Early on in American Hustle , con artist Irving Rosenfeld (Christian Bale) points out a fake Rembrandt to ambitious FBI man Richie DiMaso (Bradley Cooper). “It’s so good that it’s real to everybody,” he explains. “Who’s the master: the painter or the forger?” Behind the camera, David O. Russell concocts his own skillful imitation, coming up with a wholesale homage to Martin Scorsese that is shot through with so much humour and style that nobody’s going to leave feeling cheated.
As with The Fighter and Silver Linings Playbook , Hustle sees Russell take a well-worn formula and rebuild it from the ground up, retaining the familiar structure while refreshing the components, aided in no small part by extraordinary performances that repay off-kilter casting choices.
Christian Bale (who nabbed an Oscar for his coulda-been-a-contender turn in The Fighter ) gets the boldest transformation, playing bloated, jazz-loving grifter Irving, whose comb-over is as elaborate as his schemes.
He meets and falls in love with former stripper Sydney Prosser (Amy Adams), and together they work up a modest racket that’s just the right side of smalltime, until DiMaso snares the pair into helping him with a series of busts (loosely based on the Abscam political sting of 1978).
Because Russell favours the interpersonal plotting – divided loyalties, strained relationships, duplicitous role-playing – over the details of the actual con, you might not grasp every detail of corrupt mayor Carmine Polito’s (Jeremy Renner) plan to bring gambling to New Jersey, but you’ll have a sense of the rising stakes when his mobster connections throw their chips in.

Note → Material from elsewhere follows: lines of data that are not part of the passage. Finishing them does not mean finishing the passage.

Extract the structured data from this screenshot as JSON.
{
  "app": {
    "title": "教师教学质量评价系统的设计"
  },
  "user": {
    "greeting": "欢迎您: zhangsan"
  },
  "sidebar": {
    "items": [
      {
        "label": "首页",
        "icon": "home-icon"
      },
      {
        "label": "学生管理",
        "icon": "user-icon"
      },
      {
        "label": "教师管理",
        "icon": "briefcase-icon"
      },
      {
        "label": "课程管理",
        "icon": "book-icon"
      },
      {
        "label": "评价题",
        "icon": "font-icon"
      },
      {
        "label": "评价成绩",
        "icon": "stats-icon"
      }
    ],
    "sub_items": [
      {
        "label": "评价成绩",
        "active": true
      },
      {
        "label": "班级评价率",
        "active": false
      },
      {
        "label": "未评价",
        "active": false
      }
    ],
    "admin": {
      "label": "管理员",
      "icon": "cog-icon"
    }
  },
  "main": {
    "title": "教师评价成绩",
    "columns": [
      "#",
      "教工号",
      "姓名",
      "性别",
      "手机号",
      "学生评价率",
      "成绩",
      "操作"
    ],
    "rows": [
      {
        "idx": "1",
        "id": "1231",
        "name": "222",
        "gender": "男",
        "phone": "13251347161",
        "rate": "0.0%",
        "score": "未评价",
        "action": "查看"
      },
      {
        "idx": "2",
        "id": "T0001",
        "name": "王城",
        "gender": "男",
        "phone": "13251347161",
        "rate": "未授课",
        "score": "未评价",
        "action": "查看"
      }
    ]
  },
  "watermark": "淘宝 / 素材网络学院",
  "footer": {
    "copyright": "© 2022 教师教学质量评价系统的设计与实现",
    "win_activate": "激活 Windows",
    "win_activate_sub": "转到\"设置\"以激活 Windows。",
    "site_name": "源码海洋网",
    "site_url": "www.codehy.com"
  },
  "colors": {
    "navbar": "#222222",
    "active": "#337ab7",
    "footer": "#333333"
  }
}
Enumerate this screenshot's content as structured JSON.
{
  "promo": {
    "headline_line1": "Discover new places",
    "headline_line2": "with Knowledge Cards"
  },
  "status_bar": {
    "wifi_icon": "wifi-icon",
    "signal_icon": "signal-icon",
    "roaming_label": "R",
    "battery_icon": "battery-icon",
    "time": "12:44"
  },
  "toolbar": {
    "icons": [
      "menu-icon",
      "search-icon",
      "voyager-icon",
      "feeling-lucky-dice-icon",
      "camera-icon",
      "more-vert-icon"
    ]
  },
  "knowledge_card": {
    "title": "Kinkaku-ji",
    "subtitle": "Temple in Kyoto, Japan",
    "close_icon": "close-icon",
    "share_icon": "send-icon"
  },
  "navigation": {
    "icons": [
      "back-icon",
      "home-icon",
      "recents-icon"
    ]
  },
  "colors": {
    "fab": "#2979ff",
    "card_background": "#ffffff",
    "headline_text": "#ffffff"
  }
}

With the entire cast on their A-game, depths are found in characters that could’ve easily been caricatures. Adams vamps it up (any outfit without a daring, bare-all neckline seemingly vetoed), but retains a below-the-surface vulnerability. Cooper brims with eagerness and naivety, while rocking a vanity-free perm.
The supporting cast are ace too, with Jennifer Lawrence stealing it with a thundering turn as Irving’s desperately unhappy housewife (dubbed “the Picasso of passive-aggressive karate”), igniting every scene she’s in, often literally. A cameoing Robert De Niro joins his co-stars in the make-up chair to deliver his most sinister turn in years.
Russell’s hazily shot vision of the ’70s, in which big hair and outlandish outfits are mandatory, is one you want to wallow in, even if the pace does dip occasionally and the grand plan doesn’t have quite the sucker-punch pay-off you’d hope for.
But with juicy performances, smoking sexual tension and an electrifying soundtrack (some song choices play like narration), there’s no doubt that Russell is the real deal.
Funny, sexy and stylish as hell, Russell’s Scorsese homage lacks the zip of Marty’s greatest work, but makes up for it with hilarious dialogue and a killer ensemble on top form.